Toy Story 4 navigates the line between emotion and humor incredibly well letting every sentimental moment hit its climax, and letting each joke and comedic bit hit their mark without overstaying their welcome. It also does a great job of not pandering or succumbing to overused slapstick tropes and things like fart humor or cultural references to get a cheap laugh. Pixar’s been in the game long enough to know what works and what doesn’t. And though some aspects of the film seemed a bit rushed, especially towards the end, the pacing is pretty consistent and faultless up until then. The plot is also smarter than it leads you to believe, halfway through the movie I thought I knew what would come next but the film continued to lead me in directions I didn’t always expect.
The last major point I’d like to hit, is just how beautiful Toy Story 4 looks.

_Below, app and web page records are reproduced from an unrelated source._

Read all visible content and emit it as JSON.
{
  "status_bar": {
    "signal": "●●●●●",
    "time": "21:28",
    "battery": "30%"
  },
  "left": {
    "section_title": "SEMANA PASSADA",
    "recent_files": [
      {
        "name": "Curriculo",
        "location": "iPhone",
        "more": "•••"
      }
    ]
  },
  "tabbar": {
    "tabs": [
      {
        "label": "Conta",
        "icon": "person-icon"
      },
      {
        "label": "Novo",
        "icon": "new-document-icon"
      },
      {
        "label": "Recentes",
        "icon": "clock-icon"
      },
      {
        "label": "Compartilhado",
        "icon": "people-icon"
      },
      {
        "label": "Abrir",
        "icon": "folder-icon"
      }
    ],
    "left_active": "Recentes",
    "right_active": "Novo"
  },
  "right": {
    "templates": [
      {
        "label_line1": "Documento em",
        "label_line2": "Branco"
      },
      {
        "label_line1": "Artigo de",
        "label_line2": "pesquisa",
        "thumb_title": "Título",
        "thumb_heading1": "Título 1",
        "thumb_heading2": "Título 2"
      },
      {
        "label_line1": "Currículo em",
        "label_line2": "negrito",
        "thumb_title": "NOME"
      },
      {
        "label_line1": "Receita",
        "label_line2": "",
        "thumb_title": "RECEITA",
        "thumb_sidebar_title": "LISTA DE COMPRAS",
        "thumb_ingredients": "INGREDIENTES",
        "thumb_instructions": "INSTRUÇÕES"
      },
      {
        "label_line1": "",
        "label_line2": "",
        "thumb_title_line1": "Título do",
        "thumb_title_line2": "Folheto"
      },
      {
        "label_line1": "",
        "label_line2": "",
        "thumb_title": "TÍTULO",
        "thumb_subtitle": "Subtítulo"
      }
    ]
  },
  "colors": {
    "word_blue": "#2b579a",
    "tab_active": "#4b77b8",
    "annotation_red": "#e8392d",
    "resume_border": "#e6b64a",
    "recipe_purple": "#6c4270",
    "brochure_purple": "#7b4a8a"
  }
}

To restate, Pixar has been doing this for a long time, and the dedication and resources they put into making their films look their best really shows here. There were moments during the film where the animation and lighting effects were so well-crafted and detailed that I would forget entirely I was watching something designed and animated entirely on a computer. The textures, the lighting, the facial expressions, the character models and movements; everything is executed flawlessly and Toy Story 4 is easily the best looking movie from the studio so far.
I genuinely loved this movie. Even if it is my least favorite of the four, it’s not by too wide of a margin and is also not enough to discredit everything this film gets right. As a franchise, Toy Story is perhaps the most iconic, widely-acclaimed series of animated films ever and Toy Story 4 truly meets the level of excellence set by its predecessors. Funny, beautiful and heartwarming, it’s another home-run for Pixar and the perfect ending (hopefully, but we’ll see) to their crown jewel of a franchise.
9 talking sporks out of 10